That is the authority Jesus has over everyone and everything. "All authority in heaven and on earth has been given to me." The phrase "heaven and earth" is meant to include everything. Therefore, everyone and everything is subordinate to Jesus. Every human. Every angel. Every demon. The devil himself. And all the natural world and what happens in it.
1) Jesus demonstrates authority in what He says (21-22)
2) Jesus demonstrates authority in what He does (23-28)
After this sermon, I thought of these applications for my own life:
1) Take God's Word Seriously. (It's given by someOne with authority)
2) Act Like I've Been Changed (by an Authoritative One)
3) Don't Act Authoritative in Place of Christ. (squelch pride)
4) Making Excuses for a Lack of Obedience Is Challenging Christ's Authority
5) Remember Who's Lord!
How are you in submitting to the awesome authority of Christ?
Thursday, November 09, 2006
Sunday, November 05, 2006
Thursday, November 02, 2006
I am hoping that God revives our hearts by His Word this weekend. Hope to see you there.
Wednesday, November 01, 2006
There are numerous places I could quote from. Carson does such an excellent job at bringing a concluding thought of application based on what he has read. Here is one such excerpt...
Christian leaders dare not overlook their responsibility to lead the people of God in living that is in conformity with the gospel. That is why Paul urges people to live a life worthy of the calling they have received (Eph. 4:1). It is why Paul prays that believers may live a life worthy of the Lord, the crucified Messiah, and may please Him in every way (Col. 1:10). And if the people of God dig in their heels in disobedience, there may come a time for Christian leaders to admonish, to rebuke, and ultimately to discipline firmly those who take the name of Christ but do not care to follow him. THe sterner steps must never be taken hastily or lightly. But sometimes they must be taken. That is part of the responsibility of Christian leadership.If you are looking for a book that is Biblically based, you need to look no further than this book. Carson, with painstaking precision, lays open to text in honest exposition to allow the text to apply to us as leaders. I commend this book and find myself profoundly shaped by what I read.

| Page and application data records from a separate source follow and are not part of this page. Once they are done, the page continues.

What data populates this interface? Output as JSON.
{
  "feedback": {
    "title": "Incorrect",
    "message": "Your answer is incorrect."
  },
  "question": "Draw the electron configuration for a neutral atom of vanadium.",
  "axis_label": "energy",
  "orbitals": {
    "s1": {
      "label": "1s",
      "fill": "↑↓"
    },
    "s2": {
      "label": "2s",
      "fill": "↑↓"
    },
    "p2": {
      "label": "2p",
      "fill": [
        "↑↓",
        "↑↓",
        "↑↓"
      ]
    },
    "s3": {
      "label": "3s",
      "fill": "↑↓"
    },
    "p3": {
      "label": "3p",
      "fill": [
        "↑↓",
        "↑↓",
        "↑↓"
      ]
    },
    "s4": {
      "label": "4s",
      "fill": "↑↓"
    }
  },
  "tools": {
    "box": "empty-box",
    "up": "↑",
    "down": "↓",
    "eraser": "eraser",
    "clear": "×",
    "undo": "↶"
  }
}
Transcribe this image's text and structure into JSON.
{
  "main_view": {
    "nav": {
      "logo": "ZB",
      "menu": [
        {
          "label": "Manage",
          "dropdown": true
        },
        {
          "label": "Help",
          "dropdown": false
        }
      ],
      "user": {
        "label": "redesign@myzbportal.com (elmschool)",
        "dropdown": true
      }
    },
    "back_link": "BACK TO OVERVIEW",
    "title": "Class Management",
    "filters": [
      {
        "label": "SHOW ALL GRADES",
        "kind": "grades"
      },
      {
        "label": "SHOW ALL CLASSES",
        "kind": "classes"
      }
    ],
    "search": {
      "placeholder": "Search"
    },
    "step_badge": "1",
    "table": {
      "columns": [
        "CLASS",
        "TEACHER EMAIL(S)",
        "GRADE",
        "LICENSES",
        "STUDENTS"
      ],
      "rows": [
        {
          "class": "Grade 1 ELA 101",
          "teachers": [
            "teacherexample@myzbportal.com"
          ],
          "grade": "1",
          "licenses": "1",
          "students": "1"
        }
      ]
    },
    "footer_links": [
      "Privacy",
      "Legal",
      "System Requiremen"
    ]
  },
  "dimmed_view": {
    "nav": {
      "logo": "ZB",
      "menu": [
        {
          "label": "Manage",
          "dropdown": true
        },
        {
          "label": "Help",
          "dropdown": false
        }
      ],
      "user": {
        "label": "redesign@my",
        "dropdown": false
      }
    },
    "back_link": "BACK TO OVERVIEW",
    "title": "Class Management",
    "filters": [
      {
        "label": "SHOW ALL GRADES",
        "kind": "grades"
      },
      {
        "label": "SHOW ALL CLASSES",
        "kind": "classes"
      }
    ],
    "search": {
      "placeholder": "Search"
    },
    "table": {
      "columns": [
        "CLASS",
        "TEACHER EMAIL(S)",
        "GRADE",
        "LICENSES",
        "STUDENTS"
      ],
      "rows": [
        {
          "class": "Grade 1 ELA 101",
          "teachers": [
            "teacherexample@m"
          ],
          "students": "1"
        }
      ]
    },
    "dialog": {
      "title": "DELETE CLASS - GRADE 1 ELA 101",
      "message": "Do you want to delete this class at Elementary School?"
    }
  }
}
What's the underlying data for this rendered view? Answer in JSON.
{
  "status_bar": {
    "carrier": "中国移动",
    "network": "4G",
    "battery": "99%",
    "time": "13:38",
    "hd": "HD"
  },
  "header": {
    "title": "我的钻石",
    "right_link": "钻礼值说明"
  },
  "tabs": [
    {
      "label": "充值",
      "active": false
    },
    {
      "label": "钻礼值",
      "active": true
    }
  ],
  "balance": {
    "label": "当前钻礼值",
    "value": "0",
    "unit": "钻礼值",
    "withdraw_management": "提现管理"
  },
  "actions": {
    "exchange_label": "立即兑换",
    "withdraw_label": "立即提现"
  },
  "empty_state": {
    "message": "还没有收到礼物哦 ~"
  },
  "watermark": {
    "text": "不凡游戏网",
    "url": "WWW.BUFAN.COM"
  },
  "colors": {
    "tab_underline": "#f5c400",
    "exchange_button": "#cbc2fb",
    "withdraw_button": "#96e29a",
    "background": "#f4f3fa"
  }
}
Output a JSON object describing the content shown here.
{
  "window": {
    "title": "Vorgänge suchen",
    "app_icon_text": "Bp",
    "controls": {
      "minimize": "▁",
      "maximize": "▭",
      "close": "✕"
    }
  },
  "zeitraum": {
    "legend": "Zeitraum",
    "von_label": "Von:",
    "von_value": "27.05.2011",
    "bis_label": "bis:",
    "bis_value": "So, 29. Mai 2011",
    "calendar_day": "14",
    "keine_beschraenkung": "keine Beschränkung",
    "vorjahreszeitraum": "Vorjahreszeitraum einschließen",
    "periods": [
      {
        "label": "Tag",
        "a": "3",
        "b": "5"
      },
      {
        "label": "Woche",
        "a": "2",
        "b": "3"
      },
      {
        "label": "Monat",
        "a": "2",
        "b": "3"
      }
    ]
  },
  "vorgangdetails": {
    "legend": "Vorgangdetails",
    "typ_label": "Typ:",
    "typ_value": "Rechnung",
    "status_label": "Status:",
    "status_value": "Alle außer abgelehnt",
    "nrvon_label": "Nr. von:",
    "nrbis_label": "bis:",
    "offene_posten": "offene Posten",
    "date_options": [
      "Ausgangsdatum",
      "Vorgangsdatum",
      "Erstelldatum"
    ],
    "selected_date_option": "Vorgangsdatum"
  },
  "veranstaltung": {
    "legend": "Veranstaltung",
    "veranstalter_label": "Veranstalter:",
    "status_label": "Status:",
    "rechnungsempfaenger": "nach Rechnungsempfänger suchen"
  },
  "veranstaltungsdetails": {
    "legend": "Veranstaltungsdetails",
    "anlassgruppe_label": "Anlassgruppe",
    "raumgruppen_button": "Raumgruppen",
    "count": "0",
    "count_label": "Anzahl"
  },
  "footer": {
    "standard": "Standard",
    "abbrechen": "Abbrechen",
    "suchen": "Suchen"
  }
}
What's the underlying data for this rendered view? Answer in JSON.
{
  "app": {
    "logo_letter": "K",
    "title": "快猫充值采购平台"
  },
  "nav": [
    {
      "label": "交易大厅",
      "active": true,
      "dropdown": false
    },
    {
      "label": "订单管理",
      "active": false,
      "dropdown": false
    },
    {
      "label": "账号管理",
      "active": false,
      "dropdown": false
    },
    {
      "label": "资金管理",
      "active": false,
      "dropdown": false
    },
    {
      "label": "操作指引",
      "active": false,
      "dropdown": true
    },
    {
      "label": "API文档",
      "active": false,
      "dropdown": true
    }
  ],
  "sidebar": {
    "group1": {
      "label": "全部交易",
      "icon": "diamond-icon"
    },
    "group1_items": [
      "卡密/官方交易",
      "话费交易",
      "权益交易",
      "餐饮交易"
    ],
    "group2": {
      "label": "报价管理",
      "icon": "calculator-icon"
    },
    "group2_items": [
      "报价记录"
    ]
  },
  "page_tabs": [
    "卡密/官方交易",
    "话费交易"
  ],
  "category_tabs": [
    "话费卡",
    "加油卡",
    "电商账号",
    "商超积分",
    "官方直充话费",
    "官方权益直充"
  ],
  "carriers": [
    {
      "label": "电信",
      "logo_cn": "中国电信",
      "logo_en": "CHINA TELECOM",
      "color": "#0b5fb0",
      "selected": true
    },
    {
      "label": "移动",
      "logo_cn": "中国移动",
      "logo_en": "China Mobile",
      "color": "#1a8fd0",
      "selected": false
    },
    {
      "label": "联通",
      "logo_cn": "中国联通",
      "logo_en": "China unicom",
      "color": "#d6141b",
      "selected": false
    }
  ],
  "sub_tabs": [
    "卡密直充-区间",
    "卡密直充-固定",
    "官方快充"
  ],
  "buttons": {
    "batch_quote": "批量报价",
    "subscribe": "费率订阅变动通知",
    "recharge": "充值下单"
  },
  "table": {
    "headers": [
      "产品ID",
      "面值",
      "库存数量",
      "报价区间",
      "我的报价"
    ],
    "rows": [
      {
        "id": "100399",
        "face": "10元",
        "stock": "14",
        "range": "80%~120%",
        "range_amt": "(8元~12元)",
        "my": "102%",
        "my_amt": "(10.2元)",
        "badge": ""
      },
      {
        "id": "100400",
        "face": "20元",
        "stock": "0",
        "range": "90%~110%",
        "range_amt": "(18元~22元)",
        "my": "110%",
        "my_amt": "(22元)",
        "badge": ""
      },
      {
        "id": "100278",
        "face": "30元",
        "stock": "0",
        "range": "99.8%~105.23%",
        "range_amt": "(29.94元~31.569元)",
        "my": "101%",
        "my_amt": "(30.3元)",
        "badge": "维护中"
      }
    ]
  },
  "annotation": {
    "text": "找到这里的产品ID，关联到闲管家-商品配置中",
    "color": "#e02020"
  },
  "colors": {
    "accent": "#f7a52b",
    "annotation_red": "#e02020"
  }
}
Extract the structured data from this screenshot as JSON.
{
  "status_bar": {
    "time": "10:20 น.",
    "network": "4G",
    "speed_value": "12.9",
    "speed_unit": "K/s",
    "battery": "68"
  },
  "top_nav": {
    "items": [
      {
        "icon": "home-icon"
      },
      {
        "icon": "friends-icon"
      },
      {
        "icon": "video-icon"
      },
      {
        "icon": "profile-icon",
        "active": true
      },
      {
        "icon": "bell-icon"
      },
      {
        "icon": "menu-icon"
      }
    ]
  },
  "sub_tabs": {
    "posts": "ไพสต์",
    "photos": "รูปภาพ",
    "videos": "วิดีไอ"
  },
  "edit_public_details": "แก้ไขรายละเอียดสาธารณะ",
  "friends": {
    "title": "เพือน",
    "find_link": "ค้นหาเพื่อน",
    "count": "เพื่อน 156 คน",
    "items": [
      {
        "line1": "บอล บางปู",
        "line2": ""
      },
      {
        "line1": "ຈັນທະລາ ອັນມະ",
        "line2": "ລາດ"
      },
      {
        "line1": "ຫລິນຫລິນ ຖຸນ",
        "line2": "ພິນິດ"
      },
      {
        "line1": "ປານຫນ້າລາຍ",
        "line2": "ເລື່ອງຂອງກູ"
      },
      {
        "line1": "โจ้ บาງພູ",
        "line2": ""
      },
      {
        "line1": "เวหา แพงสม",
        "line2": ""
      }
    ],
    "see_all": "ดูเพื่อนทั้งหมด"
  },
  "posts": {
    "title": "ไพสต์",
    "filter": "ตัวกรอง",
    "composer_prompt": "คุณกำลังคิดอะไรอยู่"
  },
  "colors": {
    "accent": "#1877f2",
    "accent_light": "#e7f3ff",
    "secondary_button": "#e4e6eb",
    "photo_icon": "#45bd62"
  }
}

- Many people in our church came out to serve others. We had a total of 15 different booths going on at one time. That means that about 10% of our congregation was involved in leading some sort of booth for the children of our church.
- This event brought people who aren't normally associated with our church into our church. I think it was Tim Keller who said, "If your church shut down, would anyone in your community care?" Doing an event like this has a positive impact on the witness in our community. I think probably 1/3 of the people present had no regular involvement in the life of our church.
- Serving children establishes us as Biblically great. In describing what true greatness was, Jesus took a child and put him/her on his lap and said, "Whoever serves these little ones are great in my kingdom." Doing an event like this is something that God smiles upon.
Thanks to all of our people who were involved giving of their time, helping clean up, doing something creative and stepping outside of their comfort zones--all in the name of love for children in our church and community. Blessings to you all. And praise God for such a wonderful night.